Washington Nationals Acquire Scott Hairson: Who Gets the Boot?
It was a small deal, as Washington acquired outfielder Scott Hairston from the Chicago Cubs, along with a player to be named later on both ends, for Single-A pitcher Ivan Pineyro. Hairston is known for being a role guy, who can come off the bench and can absolutely mash lefties. In his first season of a two-year deal with Chicago, Hairston is batting .172/.232/.434 with eight home runs and 19 RBIs after a .263/.299/.504, 20 home run, 57 RBI season with the New York Mets, where we saw him hit 11 home runs off of left handers.
This year, it’s a lot of the same for Hairston, as all eight of his home runs have come off lefties, even if his averages don’t reflect it. He is signed past 2013, so the deal is a Mike Rizzo special: every move he makes is for this year and beyond. Hairston’s right handed pop will be more than welcomed, especially on a team that bats .218 against left handed pitchers as a whole.
We all know what Hairston brings to Washington, but his arrival brings a bigger question to the Nationals, which is this: what will happen to Washington’s bench?
Currently, Washington has Steve Lombardozzi, Chad Tracy, Roger Bernadina, Kurt Suzuki and Tyler Moore on the bench, otherwise known as the “Goon Squad,” a name Tracy brought to Washington and a squad that has had many names join it. With Hairston set to join the Goon Squad, someone will have to go. It’s pretty safe, in my eyes, to eliminate Suzuki, Tracy and Lombardozzi from the list of names that could go, because they have been relatively consistent all season for Washington.
Moore has already been demoted once, and Bernadina has no options left. Bernadina has probably stuck with the team thus far because of his defense, because his bat (.182/.248/.285) has been pretty much non existent. Sure, he brings left handed balance to the bench, as Davey Johnson has two lefties and two righties on the bench, along with one switch hitter to choose from. At some point, however, Washington needs to cut ties with Bernadina because he’s become essentially an automatic out when he pinch hits, and an automatic 0-3 or 0-4 when he gets a starting nod.

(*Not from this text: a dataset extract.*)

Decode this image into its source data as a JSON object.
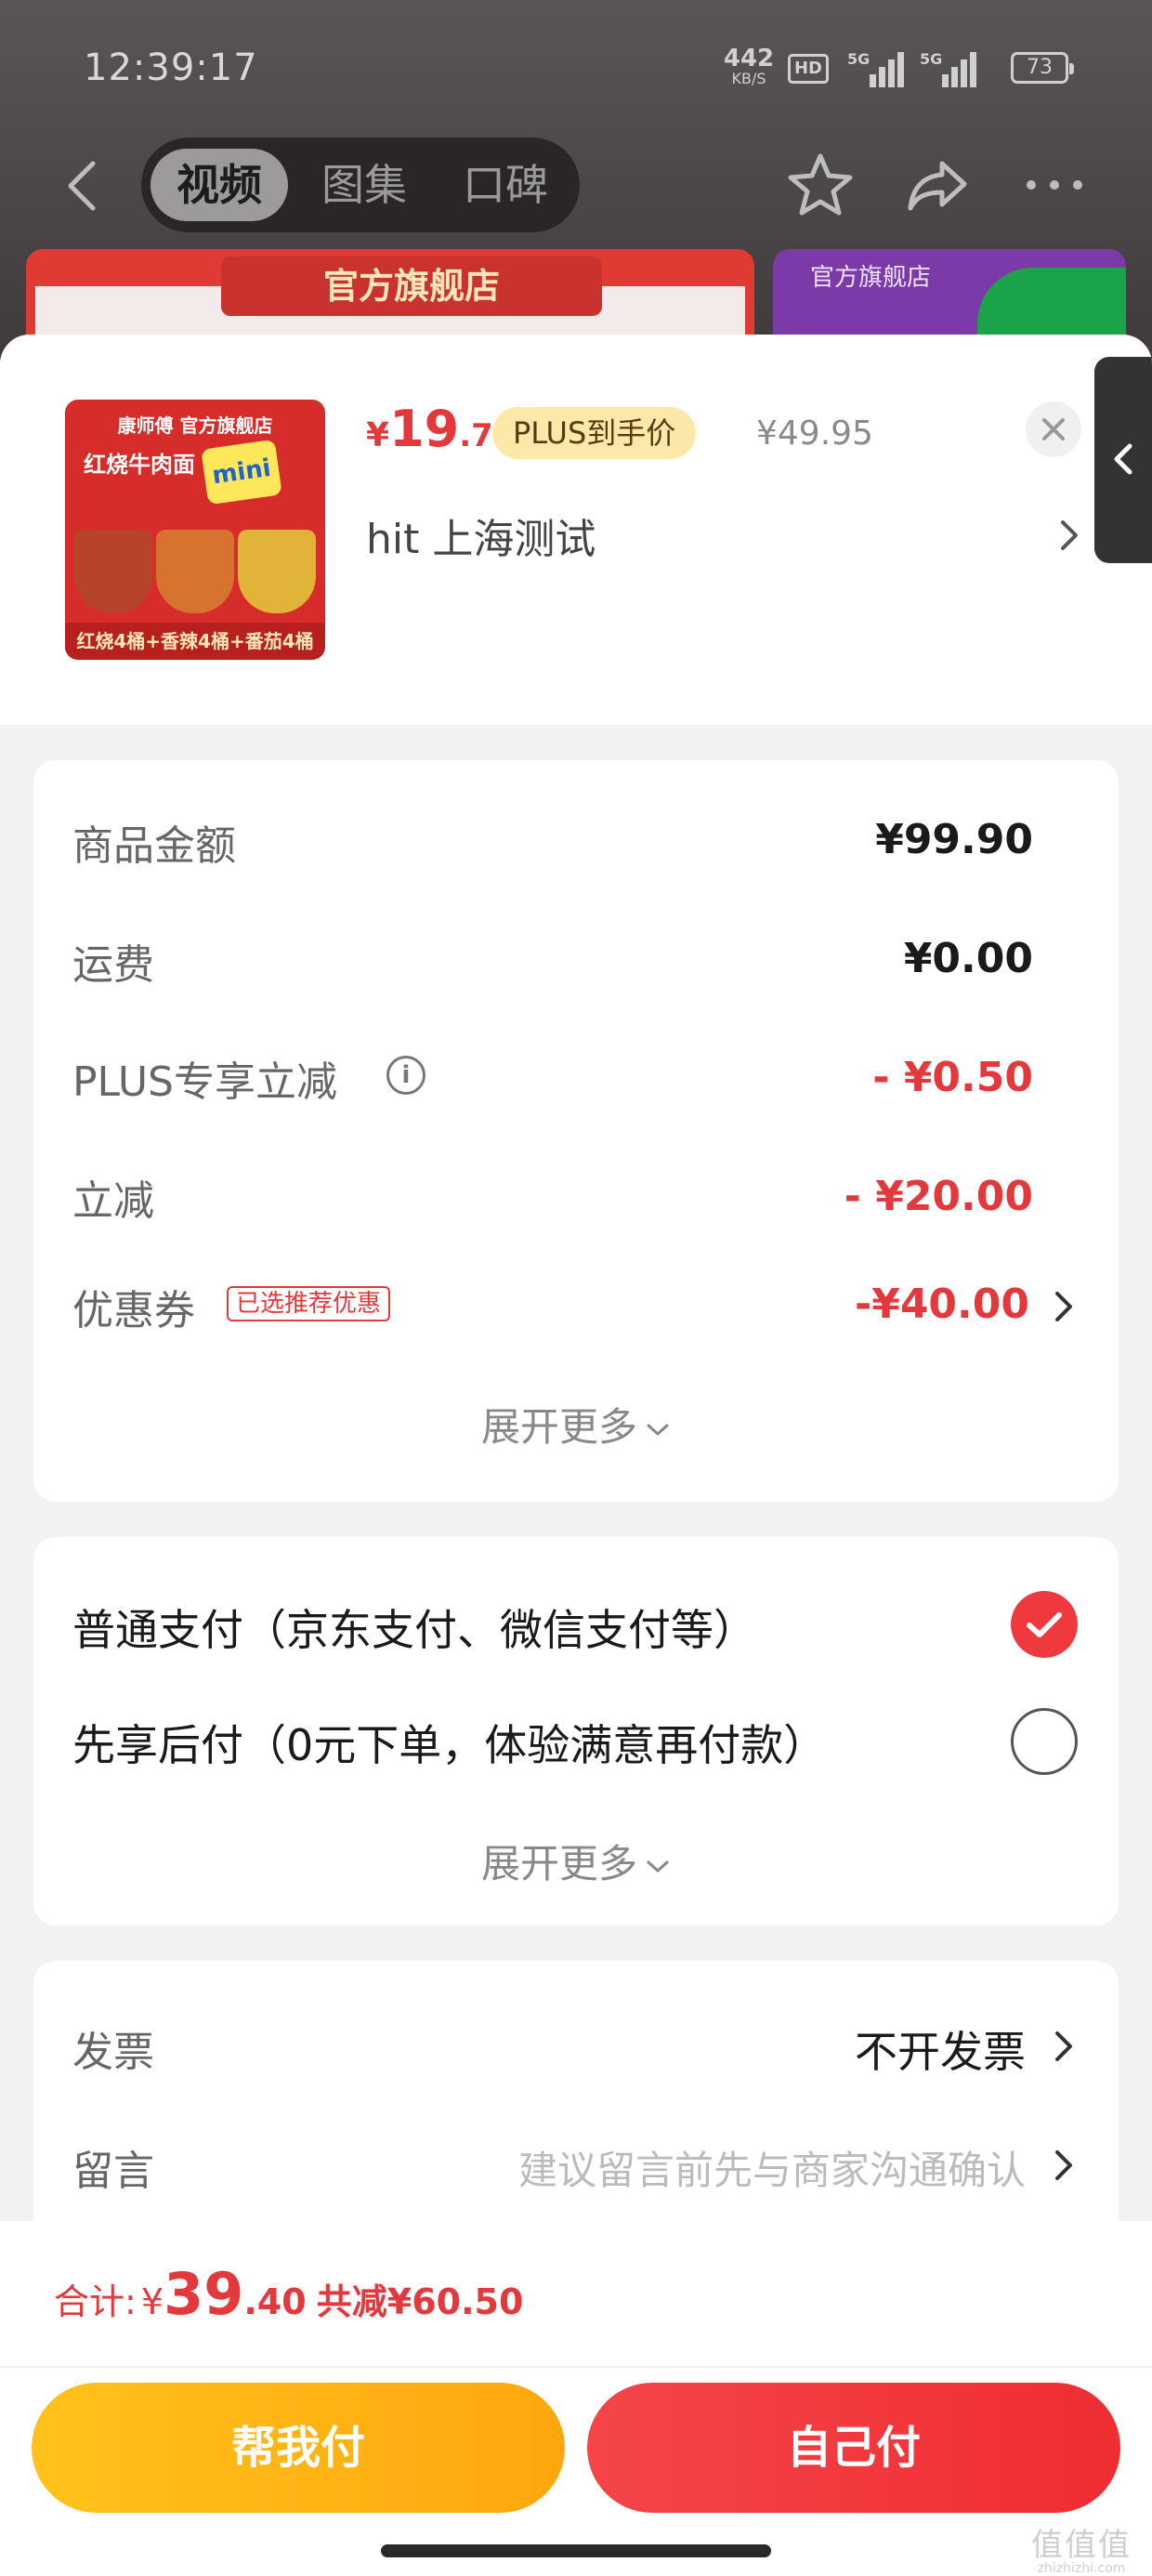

Moore could be sent down, as the key to his success last season, as we have established, was because of having his play the beginning of the year in Triple-A. The Chris Marrero injury obviously simplified things, because Moore was able to get regular at-bats in Triple-A. With Marrero back healthy and hitting, things become much more complicated because Moore would probably need to be sent to Double-A, or Marrero and Moore would platoon, or play Moore regularly in the outfield. Like I said, it would be complicated.
I think it’s about 95 percent safe to say the Hairston acquisition means the end of Bernadina in Washington. Rizzo would have to designate him for assignment, and I am not too sure he would pass through waivers, as plenty of teams would love to give a 27-year-old outfielder a chance.
This much is true: Washington needed to upgrade their bench. Bringing in a bat that mashes lefties is definitely an upgrade. Sadly, it will mean the end for another player.